A Rare Miss For A Dependable Mid-Cap
Lincoln does not miss often, making this quarter's disappointing performance even more surprising.
Revenue rose about 6% as reported, with organic growth of a little less than 4% (led by 2% volume growth). Business in North America remained strong, growing 29% as reported and nearly 17% on an organic basis. Volumes plunged in Europe and Asia, though, driving reported revenue down 18% and 17%, respectively. While organic performance of "basically flat" and negative 7% are marginally better, Lincoln Electric was clearly weaker than Illinois Tool Works this quarter (with 4% growth in international markets, and 1% growth in Europe).
Although revenue was disappointing (missing the average estimate by 7%), the company still continued to expand its margins. Gross margin improved about 30 basis points, while reported operating income rose 13% (and adjusted operating income rose 23%). Margins improved everywhere but South America for the second quarter.
Seeing The Slowdown
Lincoln Electric boasts strong customer relationships with major equipment companies like Caterpillar (NYSE:CAT), Deere (NYSE:DE), and Volvo (OTCPK:VOLVY), and so it's not entirely surprising that management at Lincoln Electric is starting to echo the same sort of messages we've been hearing from Caterpillar and the rest - namely, that North America remains strong, but Europe and China seem to be weakening at an accelerating rate.

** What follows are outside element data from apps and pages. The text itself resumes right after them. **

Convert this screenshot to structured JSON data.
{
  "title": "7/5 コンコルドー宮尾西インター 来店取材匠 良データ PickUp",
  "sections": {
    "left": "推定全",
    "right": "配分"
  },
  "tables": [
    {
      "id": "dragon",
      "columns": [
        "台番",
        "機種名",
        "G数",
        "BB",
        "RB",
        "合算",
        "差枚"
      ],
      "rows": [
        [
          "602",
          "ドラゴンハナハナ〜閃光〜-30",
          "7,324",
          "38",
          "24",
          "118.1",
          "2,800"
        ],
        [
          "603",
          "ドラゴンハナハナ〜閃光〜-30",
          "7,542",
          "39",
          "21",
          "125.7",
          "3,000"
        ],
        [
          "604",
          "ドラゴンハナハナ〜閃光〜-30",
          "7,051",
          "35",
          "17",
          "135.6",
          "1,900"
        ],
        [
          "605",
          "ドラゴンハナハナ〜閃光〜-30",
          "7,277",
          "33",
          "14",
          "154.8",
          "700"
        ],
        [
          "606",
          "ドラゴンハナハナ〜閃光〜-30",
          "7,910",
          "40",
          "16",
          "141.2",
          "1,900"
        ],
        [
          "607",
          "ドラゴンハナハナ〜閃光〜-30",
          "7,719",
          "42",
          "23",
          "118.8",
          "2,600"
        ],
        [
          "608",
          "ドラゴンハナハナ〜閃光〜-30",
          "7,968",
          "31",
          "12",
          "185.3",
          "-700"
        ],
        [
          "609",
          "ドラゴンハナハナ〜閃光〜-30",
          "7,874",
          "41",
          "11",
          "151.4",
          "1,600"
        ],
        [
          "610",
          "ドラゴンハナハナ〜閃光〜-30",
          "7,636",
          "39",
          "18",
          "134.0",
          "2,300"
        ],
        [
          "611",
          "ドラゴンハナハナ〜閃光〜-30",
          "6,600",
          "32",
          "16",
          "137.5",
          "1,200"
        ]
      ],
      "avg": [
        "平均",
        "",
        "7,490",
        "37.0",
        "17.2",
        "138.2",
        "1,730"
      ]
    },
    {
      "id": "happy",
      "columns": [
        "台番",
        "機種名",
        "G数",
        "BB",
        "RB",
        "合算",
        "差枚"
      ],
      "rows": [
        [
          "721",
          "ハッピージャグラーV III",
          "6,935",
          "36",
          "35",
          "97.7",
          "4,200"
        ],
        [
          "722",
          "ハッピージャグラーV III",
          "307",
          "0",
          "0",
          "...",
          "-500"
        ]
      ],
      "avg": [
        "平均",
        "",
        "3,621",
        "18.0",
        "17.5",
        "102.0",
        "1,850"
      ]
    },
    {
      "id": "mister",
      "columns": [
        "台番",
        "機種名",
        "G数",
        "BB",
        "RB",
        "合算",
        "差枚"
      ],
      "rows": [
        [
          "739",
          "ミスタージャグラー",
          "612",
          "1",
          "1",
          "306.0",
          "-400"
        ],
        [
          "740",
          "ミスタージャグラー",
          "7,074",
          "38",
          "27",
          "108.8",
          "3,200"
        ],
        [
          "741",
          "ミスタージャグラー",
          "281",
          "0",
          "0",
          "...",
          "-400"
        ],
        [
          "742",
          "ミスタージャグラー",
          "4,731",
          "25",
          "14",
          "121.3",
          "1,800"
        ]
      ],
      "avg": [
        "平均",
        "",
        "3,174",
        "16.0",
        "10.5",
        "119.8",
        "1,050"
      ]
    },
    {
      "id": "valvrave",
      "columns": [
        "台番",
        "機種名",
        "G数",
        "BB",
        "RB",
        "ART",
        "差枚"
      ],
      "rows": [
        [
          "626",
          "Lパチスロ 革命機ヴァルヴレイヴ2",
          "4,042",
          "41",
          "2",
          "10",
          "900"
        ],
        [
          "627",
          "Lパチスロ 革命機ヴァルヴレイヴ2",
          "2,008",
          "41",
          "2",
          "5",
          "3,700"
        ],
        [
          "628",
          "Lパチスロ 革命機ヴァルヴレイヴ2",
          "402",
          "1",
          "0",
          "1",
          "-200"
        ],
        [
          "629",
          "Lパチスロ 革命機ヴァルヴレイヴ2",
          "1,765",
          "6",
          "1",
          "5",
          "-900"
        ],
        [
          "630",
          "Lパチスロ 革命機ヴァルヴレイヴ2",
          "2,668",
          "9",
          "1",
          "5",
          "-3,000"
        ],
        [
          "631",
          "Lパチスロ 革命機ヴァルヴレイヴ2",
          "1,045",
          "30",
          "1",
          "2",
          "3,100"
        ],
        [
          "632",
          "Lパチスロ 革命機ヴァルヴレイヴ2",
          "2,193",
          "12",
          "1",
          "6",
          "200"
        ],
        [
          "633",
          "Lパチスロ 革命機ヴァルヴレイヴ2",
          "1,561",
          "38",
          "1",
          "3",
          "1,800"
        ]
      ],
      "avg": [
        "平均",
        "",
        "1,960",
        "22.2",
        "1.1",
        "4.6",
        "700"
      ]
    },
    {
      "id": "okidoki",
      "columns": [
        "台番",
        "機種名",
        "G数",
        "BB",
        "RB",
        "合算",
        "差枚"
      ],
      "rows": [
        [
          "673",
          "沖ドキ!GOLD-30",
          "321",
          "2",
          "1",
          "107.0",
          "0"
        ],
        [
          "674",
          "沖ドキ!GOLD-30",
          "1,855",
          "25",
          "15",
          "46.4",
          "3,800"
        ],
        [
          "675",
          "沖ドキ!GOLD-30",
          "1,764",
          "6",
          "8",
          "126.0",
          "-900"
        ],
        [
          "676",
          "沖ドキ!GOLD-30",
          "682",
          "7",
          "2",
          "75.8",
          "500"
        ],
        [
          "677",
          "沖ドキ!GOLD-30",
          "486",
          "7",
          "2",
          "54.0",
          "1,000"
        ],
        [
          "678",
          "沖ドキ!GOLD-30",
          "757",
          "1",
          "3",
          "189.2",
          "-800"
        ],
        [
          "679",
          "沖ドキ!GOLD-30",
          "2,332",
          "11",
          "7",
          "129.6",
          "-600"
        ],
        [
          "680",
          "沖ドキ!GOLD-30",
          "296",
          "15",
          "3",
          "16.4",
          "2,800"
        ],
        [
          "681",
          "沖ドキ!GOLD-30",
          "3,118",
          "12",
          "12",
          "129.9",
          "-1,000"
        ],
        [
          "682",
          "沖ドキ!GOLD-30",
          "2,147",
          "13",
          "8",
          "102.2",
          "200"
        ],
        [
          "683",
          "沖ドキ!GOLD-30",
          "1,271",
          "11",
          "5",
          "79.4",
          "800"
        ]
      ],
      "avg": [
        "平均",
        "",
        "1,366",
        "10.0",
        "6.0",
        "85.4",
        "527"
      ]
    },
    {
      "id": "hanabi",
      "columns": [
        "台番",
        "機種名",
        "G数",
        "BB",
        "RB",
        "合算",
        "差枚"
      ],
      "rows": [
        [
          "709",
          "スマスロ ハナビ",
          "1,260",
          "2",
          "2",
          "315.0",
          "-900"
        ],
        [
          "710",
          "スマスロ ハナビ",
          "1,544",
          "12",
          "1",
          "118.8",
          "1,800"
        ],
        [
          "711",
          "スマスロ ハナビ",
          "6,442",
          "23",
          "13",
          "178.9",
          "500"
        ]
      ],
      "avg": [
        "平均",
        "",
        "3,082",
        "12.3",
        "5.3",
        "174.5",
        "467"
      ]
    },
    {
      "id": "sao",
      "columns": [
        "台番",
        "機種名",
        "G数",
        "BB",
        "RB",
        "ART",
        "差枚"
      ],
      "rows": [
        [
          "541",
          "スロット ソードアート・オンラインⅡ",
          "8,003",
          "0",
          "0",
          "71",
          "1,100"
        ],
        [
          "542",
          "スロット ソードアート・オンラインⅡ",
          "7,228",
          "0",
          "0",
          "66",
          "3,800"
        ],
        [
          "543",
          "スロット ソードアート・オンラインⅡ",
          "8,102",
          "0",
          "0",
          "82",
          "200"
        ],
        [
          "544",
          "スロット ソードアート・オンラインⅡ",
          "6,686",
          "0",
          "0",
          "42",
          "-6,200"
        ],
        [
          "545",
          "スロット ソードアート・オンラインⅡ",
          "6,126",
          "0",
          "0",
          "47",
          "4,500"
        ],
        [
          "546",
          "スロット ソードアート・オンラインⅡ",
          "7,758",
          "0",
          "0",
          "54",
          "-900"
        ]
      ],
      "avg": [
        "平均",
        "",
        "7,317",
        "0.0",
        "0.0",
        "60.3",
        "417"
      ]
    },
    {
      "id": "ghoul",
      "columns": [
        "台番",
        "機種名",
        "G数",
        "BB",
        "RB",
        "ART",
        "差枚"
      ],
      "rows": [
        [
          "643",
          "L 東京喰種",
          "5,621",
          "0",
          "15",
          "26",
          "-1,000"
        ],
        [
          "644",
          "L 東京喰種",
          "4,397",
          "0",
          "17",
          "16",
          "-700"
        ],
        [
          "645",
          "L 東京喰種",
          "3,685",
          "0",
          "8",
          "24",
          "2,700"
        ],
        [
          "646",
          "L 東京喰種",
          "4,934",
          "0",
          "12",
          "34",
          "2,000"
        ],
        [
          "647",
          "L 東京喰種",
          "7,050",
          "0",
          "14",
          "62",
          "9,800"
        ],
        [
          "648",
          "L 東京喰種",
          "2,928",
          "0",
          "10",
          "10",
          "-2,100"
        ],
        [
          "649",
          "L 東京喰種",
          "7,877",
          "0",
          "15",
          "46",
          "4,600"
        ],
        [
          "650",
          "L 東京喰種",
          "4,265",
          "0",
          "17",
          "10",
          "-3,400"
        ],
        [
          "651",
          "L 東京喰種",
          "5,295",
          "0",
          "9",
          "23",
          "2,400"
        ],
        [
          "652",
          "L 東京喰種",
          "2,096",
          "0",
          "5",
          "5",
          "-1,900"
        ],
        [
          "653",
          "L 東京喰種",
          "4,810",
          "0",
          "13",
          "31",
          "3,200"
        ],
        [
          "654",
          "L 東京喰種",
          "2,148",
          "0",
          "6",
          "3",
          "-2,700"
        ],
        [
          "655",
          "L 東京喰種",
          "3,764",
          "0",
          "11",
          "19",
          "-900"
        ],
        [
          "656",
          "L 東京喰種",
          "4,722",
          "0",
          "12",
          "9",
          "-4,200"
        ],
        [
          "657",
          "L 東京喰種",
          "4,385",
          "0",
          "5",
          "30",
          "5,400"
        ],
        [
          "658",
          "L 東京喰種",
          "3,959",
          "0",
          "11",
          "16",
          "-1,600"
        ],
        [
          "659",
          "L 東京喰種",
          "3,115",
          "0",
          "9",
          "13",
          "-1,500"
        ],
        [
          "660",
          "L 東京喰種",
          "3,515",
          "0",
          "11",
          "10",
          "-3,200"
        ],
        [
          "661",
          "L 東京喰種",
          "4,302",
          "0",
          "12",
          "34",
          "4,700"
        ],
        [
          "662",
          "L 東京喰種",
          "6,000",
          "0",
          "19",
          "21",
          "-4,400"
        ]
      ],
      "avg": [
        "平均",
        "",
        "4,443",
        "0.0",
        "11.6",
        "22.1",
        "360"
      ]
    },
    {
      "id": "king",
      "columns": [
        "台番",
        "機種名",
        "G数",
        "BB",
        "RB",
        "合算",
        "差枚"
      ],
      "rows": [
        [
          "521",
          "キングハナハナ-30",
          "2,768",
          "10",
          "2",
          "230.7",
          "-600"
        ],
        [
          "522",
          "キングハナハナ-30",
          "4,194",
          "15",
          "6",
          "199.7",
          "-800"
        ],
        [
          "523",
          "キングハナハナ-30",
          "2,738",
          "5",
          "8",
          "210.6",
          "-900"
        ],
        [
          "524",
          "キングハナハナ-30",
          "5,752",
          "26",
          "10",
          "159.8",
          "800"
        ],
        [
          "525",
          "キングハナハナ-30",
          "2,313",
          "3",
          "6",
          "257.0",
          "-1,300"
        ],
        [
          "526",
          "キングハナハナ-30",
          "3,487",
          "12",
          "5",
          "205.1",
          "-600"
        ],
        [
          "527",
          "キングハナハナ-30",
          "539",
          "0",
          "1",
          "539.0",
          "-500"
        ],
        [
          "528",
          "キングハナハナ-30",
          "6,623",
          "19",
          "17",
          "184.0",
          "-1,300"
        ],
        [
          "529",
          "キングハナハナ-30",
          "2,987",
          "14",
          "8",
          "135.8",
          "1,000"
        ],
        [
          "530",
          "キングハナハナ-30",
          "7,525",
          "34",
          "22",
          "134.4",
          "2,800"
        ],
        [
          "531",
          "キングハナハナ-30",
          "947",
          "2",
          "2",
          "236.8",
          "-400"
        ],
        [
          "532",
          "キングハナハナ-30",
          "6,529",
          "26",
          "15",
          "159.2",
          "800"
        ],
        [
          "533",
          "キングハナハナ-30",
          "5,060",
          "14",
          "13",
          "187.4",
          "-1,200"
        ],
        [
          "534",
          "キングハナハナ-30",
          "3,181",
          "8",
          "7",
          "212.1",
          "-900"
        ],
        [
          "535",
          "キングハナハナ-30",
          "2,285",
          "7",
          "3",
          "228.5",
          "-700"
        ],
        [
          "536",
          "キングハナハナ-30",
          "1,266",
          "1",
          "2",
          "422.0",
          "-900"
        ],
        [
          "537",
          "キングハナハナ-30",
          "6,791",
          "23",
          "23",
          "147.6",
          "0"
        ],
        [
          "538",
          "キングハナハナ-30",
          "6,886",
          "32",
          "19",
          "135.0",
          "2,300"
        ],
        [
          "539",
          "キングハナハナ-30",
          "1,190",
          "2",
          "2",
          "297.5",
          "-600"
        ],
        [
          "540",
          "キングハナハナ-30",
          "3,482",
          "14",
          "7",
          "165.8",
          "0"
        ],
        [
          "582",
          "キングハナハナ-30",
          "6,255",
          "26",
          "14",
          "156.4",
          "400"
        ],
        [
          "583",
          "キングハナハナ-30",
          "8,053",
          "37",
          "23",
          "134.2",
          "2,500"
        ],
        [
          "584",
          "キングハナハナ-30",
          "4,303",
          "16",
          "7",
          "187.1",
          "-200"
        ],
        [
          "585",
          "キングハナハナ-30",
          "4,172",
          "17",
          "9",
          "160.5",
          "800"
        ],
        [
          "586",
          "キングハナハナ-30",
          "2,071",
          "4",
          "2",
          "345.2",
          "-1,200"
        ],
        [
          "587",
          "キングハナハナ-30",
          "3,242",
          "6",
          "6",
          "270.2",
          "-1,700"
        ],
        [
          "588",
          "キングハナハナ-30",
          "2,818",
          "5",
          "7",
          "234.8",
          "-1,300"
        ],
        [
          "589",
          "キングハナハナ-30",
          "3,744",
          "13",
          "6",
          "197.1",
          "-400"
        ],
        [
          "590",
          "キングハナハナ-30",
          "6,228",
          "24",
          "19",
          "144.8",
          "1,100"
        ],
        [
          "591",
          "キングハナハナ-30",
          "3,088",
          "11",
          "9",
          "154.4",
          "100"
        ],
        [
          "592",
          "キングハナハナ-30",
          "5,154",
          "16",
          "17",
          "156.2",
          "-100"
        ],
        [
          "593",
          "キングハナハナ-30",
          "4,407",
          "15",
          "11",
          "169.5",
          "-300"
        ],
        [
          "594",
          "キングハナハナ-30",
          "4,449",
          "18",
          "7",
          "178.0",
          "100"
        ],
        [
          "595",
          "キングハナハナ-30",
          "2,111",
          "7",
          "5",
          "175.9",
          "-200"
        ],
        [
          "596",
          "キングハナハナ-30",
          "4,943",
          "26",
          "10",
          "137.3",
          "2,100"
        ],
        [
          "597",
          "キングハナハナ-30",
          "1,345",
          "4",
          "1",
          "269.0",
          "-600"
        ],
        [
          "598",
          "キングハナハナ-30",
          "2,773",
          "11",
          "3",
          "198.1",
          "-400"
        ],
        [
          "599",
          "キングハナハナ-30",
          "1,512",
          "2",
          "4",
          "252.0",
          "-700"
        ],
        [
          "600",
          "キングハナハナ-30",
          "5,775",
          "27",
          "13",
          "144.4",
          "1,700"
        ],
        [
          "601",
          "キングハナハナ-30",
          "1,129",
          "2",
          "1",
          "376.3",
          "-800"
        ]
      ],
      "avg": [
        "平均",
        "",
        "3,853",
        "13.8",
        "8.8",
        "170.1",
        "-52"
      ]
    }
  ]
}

Likewise, with numbers heading lower for industrial gas suppliers like Airgas (NYSE:ARG) and Air Products (NYSE:APD), it's hard to argue that this isn't a broad secular decline in industrial markets. The problem is the numbers from Illinois Tools Works and Colfax (NYSE:CFX). Both showed higher core growth than Lincoln this quarter, even with Colfax's higher European exposure. Is this a byproduct of channel management, a reflection of end-market exposure, or a sign of significant market share shifts? I'm disinclined to believe that Lincoln Electric is really under-performing the market to a significant extent, but it's hard to resolve the differing growth experiences this quarter.
Building The Business, But Changing Leadership
Lincoln continues to expand and round out its welding business. The company is rolling out products in nickel and cobalt welding, TIG orbital welding, and CNC cutting - all logical extensions of the business. Likewise, the deal for Wayne Trail makes sense from the standpoint of bulking up its capabilities in welding automation and tooling. I like these product line/technology extensions, but I also wonder if the company should consider a deal to expand its emerging market presence - say like a deal for a Chinese competitor like Golden Bridge or Big Bridge.
The company will also soon have new leadership. Christopher Mapes will be replacing John Stropki as the CEO of Lincoln Electric. While the company has been through plenty of leadership changes over the years, I'm surprised that the company would go with someone (Mapes) who has relatively little experience at the company - having joined LECO from AO Smith only about a year ago. This is no slight on Mr. Mapes, who has a long track record at industrial companies, but I do believe that Lincoln Electric's corporate culture is a real component of its long-term success and I'm not sure how much of that can be learned and absorbed in a year. I also worry that switching CEOs going into an economic slowdown may put even more unneeded pressure on the new CEO, but time will tell.
The Bottom Line
I don't want to overreact to one bad quarter, or perhaps what may even become a tough year or two. The growth potential for Lincoln Electric in the BRIC countries alone is significant for many years to come. That said, it can be painful to buy into an industrial company just as the cracks are starting to appear.
Lopping 10% off of revenue for 2012, but assuming that the recovery begins in 2013 and that the company continues to gain share and improve free cash flow conversation, leads to a low-to-mid teens estimate for long-term free cash flow growth - hardly a conservative estimate by most standards. If that level of free cash flow production is realistic, fair value would be in the low $50s and this stock should be attractive at today's prices. That said, while I admit to being very tempted to buy a stock that seldom gets cheap, I can't completely rule out the possibility of another miss and another leg down before estimates reset for the global slowdown.